- _RECORDS SHOWN_:
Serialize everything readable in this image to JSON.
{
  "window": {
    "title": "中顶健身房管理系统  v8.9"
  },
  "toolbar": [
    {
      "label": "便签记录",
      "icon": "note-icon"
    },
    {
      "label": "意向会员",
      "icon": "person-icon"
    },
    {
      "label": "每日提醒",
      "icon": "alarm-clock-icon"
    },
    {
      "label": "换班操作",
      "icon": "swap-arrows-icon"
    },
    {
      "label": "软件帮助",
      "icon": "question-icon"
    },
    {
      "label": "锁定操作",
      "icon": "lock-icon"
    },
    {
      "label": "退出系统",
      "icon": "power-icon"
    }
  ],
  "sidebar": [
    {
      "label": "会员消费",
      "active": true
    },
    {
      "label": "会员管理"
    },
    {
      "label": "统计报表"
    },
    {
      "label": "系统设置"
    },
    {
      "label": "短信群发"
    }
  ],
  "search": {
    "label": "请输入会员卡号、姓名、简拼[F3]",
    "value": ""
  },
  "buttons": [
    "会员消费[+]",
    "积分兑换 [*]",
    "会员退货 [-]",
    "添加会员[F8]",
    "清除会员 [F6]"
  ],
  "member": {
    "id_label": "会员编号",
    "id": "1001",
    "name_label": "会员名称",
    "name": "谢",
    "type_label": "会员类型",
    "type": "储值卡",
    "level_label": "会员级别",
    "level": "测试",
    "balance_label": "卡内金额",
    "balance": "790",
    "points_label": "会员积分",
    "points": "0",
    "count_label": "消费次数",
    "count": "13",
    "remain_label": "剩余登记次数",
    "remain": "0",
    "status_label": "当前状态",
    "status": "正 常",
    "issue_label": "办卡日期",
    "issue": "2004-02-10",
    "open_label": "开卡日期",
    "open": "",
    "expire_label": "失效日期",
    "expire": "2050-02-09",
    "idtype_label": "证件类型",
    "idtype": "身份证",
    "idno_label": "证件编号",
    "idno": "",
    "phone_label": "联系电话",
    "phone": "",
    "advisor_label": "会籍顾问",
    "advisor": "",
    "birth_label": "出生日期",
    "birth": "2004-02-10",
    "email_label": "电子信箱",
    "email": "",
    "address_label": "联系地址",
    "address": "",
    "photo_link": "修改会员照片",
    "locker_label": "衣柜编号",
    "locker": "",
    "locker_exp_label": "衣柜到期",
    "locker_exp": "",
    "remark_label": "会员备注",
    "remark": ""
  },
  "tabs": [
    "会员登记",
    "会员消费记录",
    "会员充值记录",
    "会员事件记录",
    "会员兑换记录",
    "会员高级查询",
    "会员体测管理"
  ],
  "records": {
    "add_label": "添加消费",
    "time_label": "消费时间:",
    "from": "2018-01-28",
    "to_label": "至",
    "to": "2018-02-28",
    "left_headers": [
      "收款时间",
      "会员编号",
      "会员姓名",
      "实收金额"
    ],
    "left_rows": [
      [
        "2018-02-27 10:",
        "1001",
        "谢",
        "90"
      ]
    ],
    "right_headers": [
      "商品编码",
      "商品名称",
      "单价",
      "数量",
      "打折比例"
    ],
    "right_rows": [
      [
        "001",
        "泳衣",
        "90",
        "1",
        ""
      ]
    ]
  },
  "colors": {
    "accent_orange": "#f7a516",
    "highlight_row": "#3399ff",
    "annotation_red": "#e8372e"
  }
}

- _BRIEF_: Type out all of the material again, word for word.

- _SOLVED PROBLEM_:
Serialize everything readable in this image to JSON.
{
  "window": {
    "title": "中顶健身房管理系统  v8.9"
  },
  "toolbar": [
    {
      "label": "便签记录",
      "icon": "note-icon"
    },
    {
      "label": "意向会员",
      "icon": "person-icon"
    },
    {
      "label": "每日提醒",
      "icon": "alarm-clock-icon"
    },
    {
      "label": "换班操作",
      "icon": "swap-arrows-icon"
    },
    {
      "label": "软件帮助",
      "icon": "question-icon"
    },
    {
      "label": "锁定操作",
      "icon": "lock-icon"
    },
    {
      "label": "退出系统",
      "icon": "power-icon"
    }
  ],
  "sidebar": [
    {
      "label": "会员消费",
      "active": true
    },
    {
      "label": "会员管理"
    },
    {
      "label": "统计报表"
    },
    {
      "label": "系统设置"
    },
    {
      "label": "短信群发"
    }
  ],
  "search": {
    "label": "请输入会员卡号、姓名、简拼[F3]",
    "value": ""
  },
  "buttons": [
    "会员消费[+]",
    "积分兑换 [*]",
    "会员退货 [-]",
    "添加会员[F8]",
    "清除会员 [F6]"
  ],
  "member": {
    "id_label": "会员编号",
    "id": "1001",
    "name_label": "会员名称",
    "name": "谢",
    "type_label": "会员类型",
    "type": "储值卡",
    "level_label": "会员级别",
    "level": "测试",
    "balance_label": "卡内金额",
    "balance": "790",
    "points_label": "会员积分",
    "points": "0",
    "count_label": "消费次数",
    "count": "13",
    "remain_label": "剩余登记次数",
    "remain": "0",
    "status_label": "当前状态",
    "status": "正 常",
    "issue_label": "办卡日期",
    "issue": "2004-02-10",
    "open_label": "开卡日期",
    "open": "",
    "expire_label": "失效日期",
    "expire": "2050-02-09",
    "idtype_label": "证件类型",
    "idtype": "身份证",
    "idno_label": "证件编号",
    "idno": "",
    "phone_label": "联系电话",
    "phone": "",
    "advisor_label": "会籍顾问",
    "advisor": "",
    "birth_label": "出生日期",
    "birth": "2004-02-10",
    "email_label": "电子信箱",
    "email": "",
    "address_label": "联系地址",
    "address": "",
    "photo_link": "修改会员照片",
    "locker_label": "衣柜编号",
    "locker": "",
    "locker_exp_label": "衣柜到期",
    "locker_exp": "",
    "remark_label": "会员备注",
    "remark": ""
  },
  "tabs": [
    "会员登记",
    "会员消费记录",
    "会员充值记录",
    "会员事件记录",
    "会员兑换记录",
    "会员高级查询",
    "会员体测管理"
  ],
  "records": {
    "add_label": "添加消费",
    "time_label": "消费时间:",
    "from": "2018-01-28",
    "to_label": "至",
    "to": "2018-02-28",
    "left_headers": [
      "收款时间",
      "会员编号",
      "会员姓名",
      "实收金额"
    ],
    "left_rows": [
      [
        "2018-02-27 10:",
        "1001",
        "谢",
        "90"
      ]
    ],
    "right_headers": [
      "商品编码",
      "商品名称",
      "单价",
      "数量",
      "打折比例"
    ],
    "right_rows": [
      [
        "001",
        "泳衣",
        "90",
        "1",
        ""
      ]
    ]
  },
  "colors": {
    "accent_orange": "#f7a516",
    "highlight_row": "#3399ff",
    "annotation_red": "#e8372e"
  }
}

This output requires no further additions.